1988 was a turning point as MOE became an equal partner with NCSS in special education. This was based on the initiative of the Advisory Council for the Disabled (established by Dr Tony Tan, then Minister for Education). MOE would provide land for schools and financial support at twice the amount for a primary school student. The Community Chest would match the financial contribution. As a result, the maximum per capita cost per child was S$4,700 from MOE and S$4,000 from the Community Chest. The total is four times the amount spent on educating a primary school student.
In 1996, the government extended the Edusave Scheme to children in the SPED schools, three years after the scheme started in 1993.11
Local teacher training specific to special education began in 1984 when the Institute of Education, presently known as the National Institute of Education (NIE), launched a three-year programme leading to the Certificate in Special Education. In 1991, when it was re-organised as NIE, it launched a two-year Diploma in Special Education. In 2003, a Masters in Special Education programme was established. This portended further degree and post-graduate programmes in Special Education.12
Tan Wen Sze
1. Ministry of Education. (2015, April 16). Special Education. Retrieved 2016, May 6 from Ministry of Education website: https://www.moe.gov.sg/education/special-education/list-of-sped-schools
2. Ministry of Education. (2015, April 16). List of SPED schools. Retrieved 2016, May 6 from Ministry of Education website: https://www.moe.gov.sg/education/special-education/list-of-sped-schools
3. Ministry of Education. (2015, April 16). Special Education. Retrieved 2016, May 6 from Ministry of Education website: https://www.moe.gov.sg/education/special-education/list-of-sped-schools

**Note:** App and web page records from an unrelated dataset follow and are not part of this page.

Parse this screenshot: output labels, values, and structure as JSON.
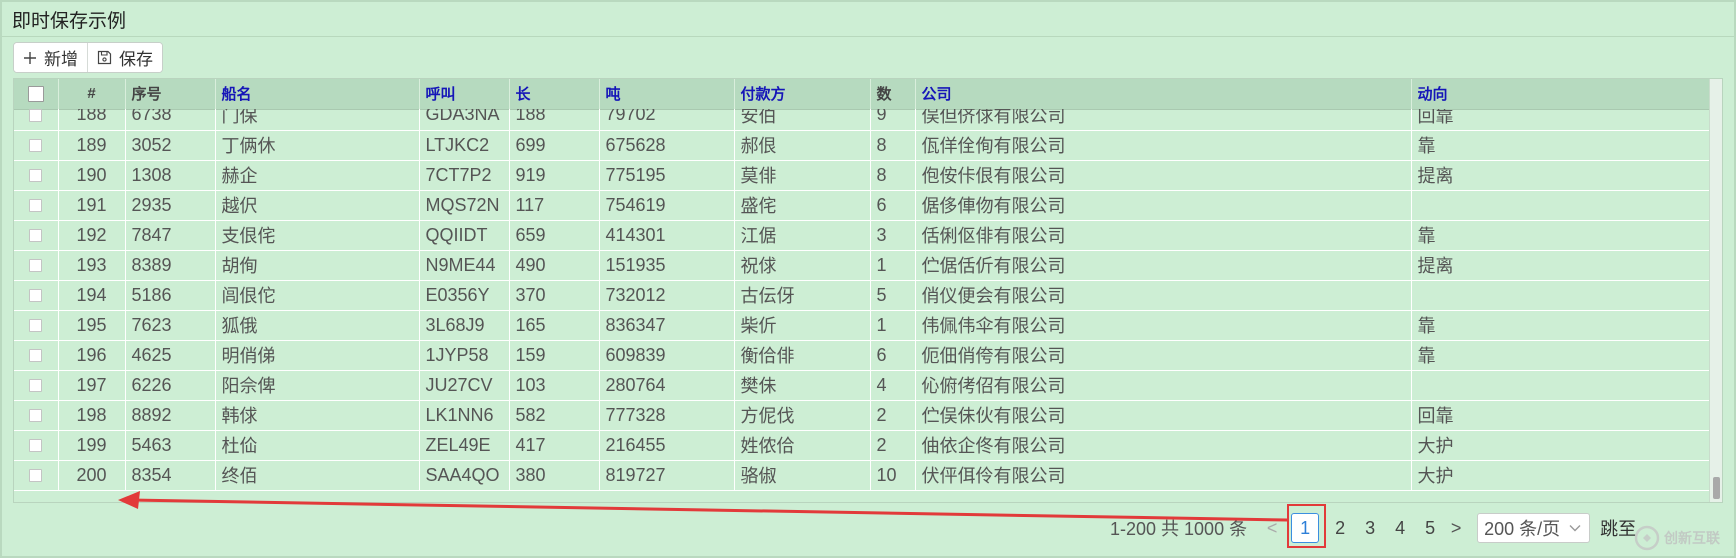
{
  "panel": {
    "title": "即时保存示例"
  },
  "toolbar": {
    "add_label": "新增",
    "save_label": "保存"
  },
  "columns": [
    "#",
    "序号",
    "船名",
    "呼叫",
    "长",
    "吨",
    "付款方",
    "数",
    "公司",
    "动向"
  ],
  "rows": [
    [
      "188",
      "6738",
      "门保",
      "GDA3NA",
      "188",
      "79702",
      "安伯",
      "9",
      "俣但侪俅有限公司",
      "回靠"
    ],
    [
      "189",
      "3052",
      "丁俩休",
      "LTJKC2",
      "699",
      "675628",
      "郝佷",
      "8",
      "佤佯佺侚有限公司",
      "靠"
    ],
    [
      "190",
      "1308",
      "赫企",
      "7CT7P2",
      "919",
      "775195",
      "莫俳",
      "8",
      "佨侒佧佷有限公司",
      "提离"
    ],
    [
      "191",
      "2935",
      "越伬",
      "MQS72N",
      "117",
      "754619",
      "盛侘",
      "6",
      "倨侈俥伆有限公司",
      ""
    ],
    [
      "192",
      "7847",
      "支佷侘",
      "QQIIDT",
      "659",
      "414301",
      "江倨",
      "3",
      "佸俐伛俳有限公司",
      "靠"
    ],
    [
      "193",
      "8389",
      "胡侚",
      "N9ME44",
      "490",
      "151935",
      "祝俅",
      "1",
      "伫倨佸伒有限公司",
      "提离"
    ],
    [
      "194",
      "5186",
      "闾佷佗",
      "E0356Y",
      "370",
      "732012",
      "古伝伢",
      "5",
      "俏仪便会有限公司",
      ""
    ],
    [
      "195",
      "7623",
      "狐俄",
      "3L68J9",
      "165",
      "836347",
      "柴伒",
      "1",
      "伟佩伟伞有限公司",
      "靠"
    ],
    [
      "196",
      "4625",
      "明俏俤",
      "1JYP58",
      "159",
      "609839",
      "衡佮俳",
      "6",
      "伌佃俏侉有限公司",
      "靠"
    ],
    [
      "197",
      "6226",
      "阳佘俾",
      "JU27CV",
      "103",
      "280764",
      "樊佅",
      "4",
      "伈俯侤佋有限公司",
      ""
    ],
    [
      "198",
      "8892",
      "韩俅",
      "LK1NN6",
      "582",
      "777328",
      "方伲伐",
      "2",
      "伫俣佅伙有限公司",
      "回靠"
    ],
    [
      "199",
      "5463",
      "杜佡",
      "ZEL49E",
      "417",
      "216455",
      "姓侬佮",
      "2",
      "伷依企佟有限公司",
      "大护"
    ],
    [
      "200",
      "8354",
      "终佰",
      "SAA4QO",
      "380",
      "819727",
      "骆俶",
      "10",
      "伏伻佴伶有限公司",
      "大护"
    ]
  ],
  "pager": {
    "total": "1-200 共 1000 条",
    "prev": "<",
    "next": ">",
    "pages": [
      "1",
      "2",
      "3",
      "4",
      "5"
    ],
    "page_size": "200 条/页",
    "jump_label": "跳至"
  },
  "watermark": {
    "text": "创新互联"
  },
  "colors": {
    "background": "#cdeed4",
    "header": "#b6dabf",
    "header_text": "#1515b8",
    "active_page": "#3b8fe0",
    "highlight": "#e23a3a"
  }
}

4. MINDS. (2010). Special Education Services. Retrieved 2016, May 9 from MINDS website: http://www.minds.org.sg/sped.html
5. Tan, T. (2011, November 7). Privately run special needs schools sprouting up. The Straits Times, p. 2. Retrieved from NewspaperSG.

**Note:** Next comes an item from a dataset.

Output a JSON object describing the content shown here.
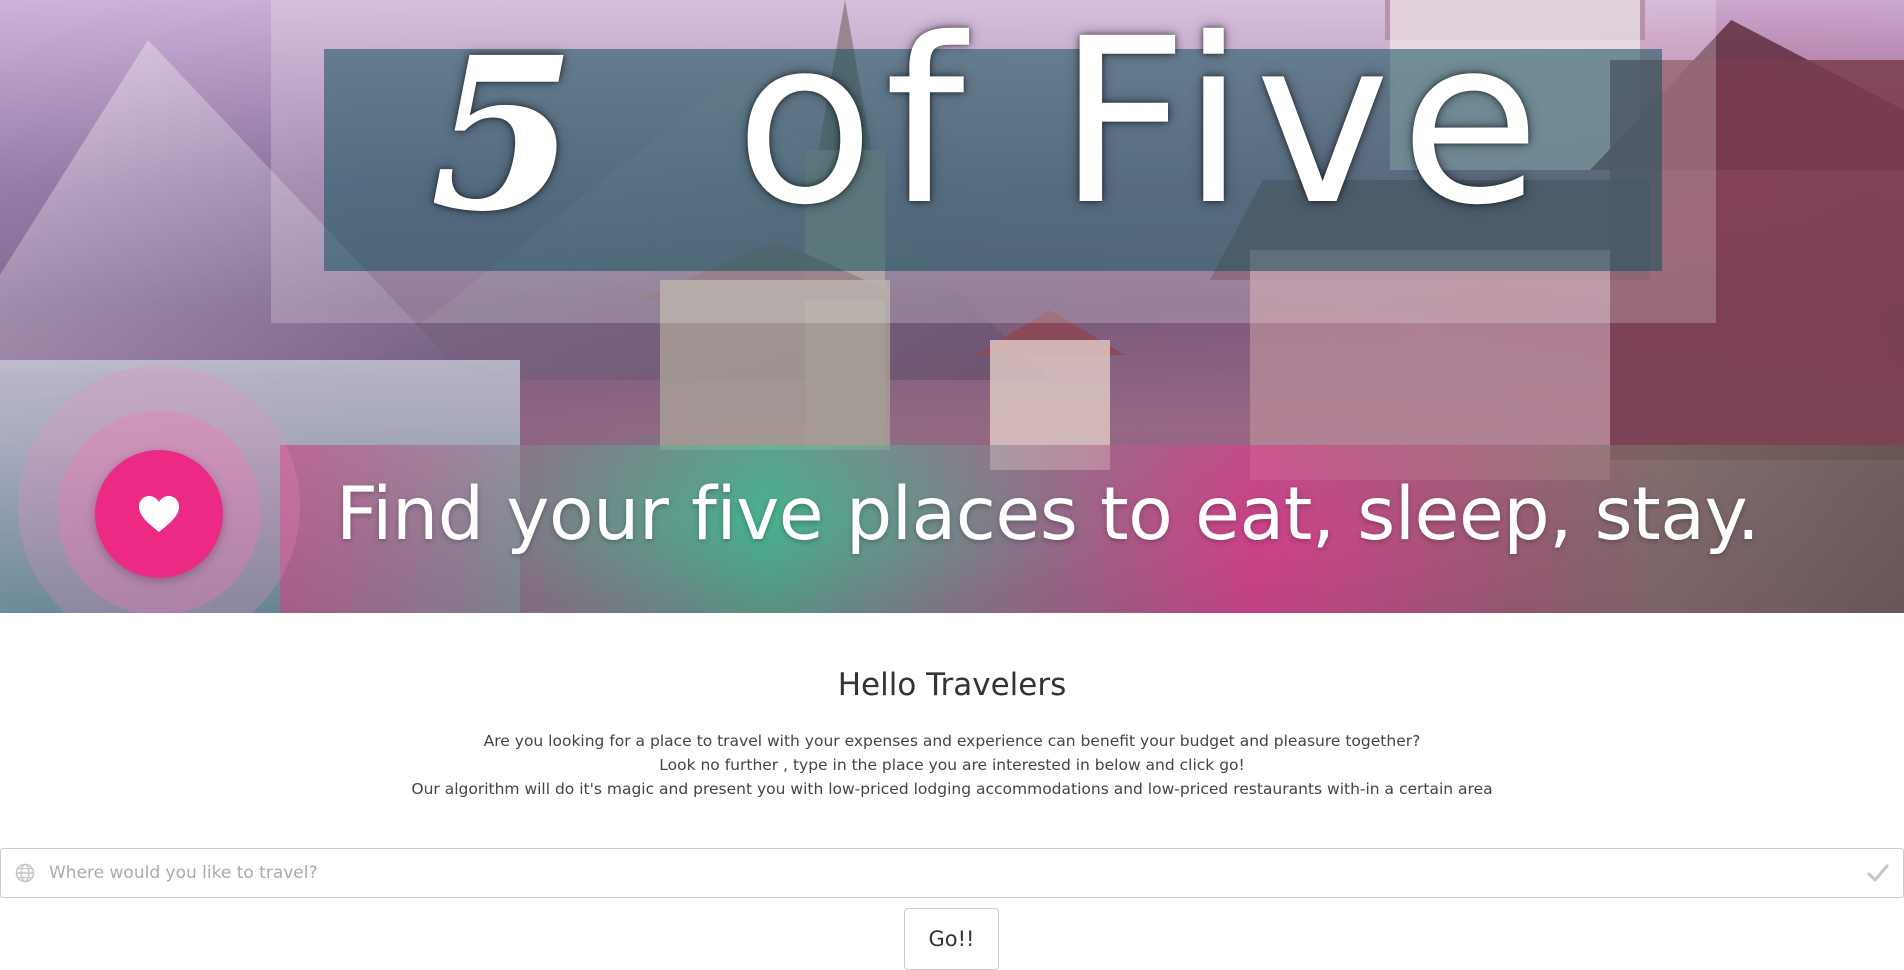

6. Lim, L. et.al. (2008). Exploring disability in Singapore: A personal learning journey. Singapore: McGraw-Hill, pp. 14–15. (Call no.: RSING 371.9095957 LIM)
7. Tan, J. (2012). Education in Singapore: Taking stock, looking forward. Singapore: Pearson, pp. 108–109. (Call no.: RSING 370.95957 EDU)
8. Ministry of Social and Family Development. Early Intervention and Education for Children with Special Needs. Retrieved from Ministry of Social and Family Development website: http://app.msf.gov.sg/Portals/0/Files/EM_Chapter3.pdf
9. Ministry of Community Development, Youth and Sports. (n.d.). Enabling Masterplan 2012–2016. Retrieved from Ministry of Community Development, Youth and Sports website: http://app.msf.gov.sg/Portals/0/Topic/Issues/EDGD/Enabling%20Masterplan%202012-2016%20Report%20(8%20Mar).pdf
10. Lim, L., & Quah, M. (Eds). (2004). Educating learners with diverse abilities. Singapore: McGraw-Hill, pp. 31–32. (Call no.: RSING 371.9095957 EDU)
11. Poon K., Khaw J., Tan L.S. (2007). Special Needs Support: The Singapore Context. In K. K. Poon & J. Khaw. (Eds.). Supporting Students with Special Needs in Mainstream Schools. Singapore: Pearson/Prentice Hall, pp. 1–8. (Call no.: RSING 371.9046 SUP)
12. Lim, L., Thaver, T., & Poon K. (2008). Adapting disability studies within teacher education in Singapore. In S. L. Gabel & S. Danforth (Eds), Disability and the Politics of Education: An International Reader. New York: Peter Lang, pp. 585–588. (Call no.: R 371.904 DIS)
The information in this article is valid as at 2016 and correct as far as we are able to ascertain from our sources. It is not intended to be an exhaustive or complete history of the subject. Please contact the Library for further reading materials on the topic.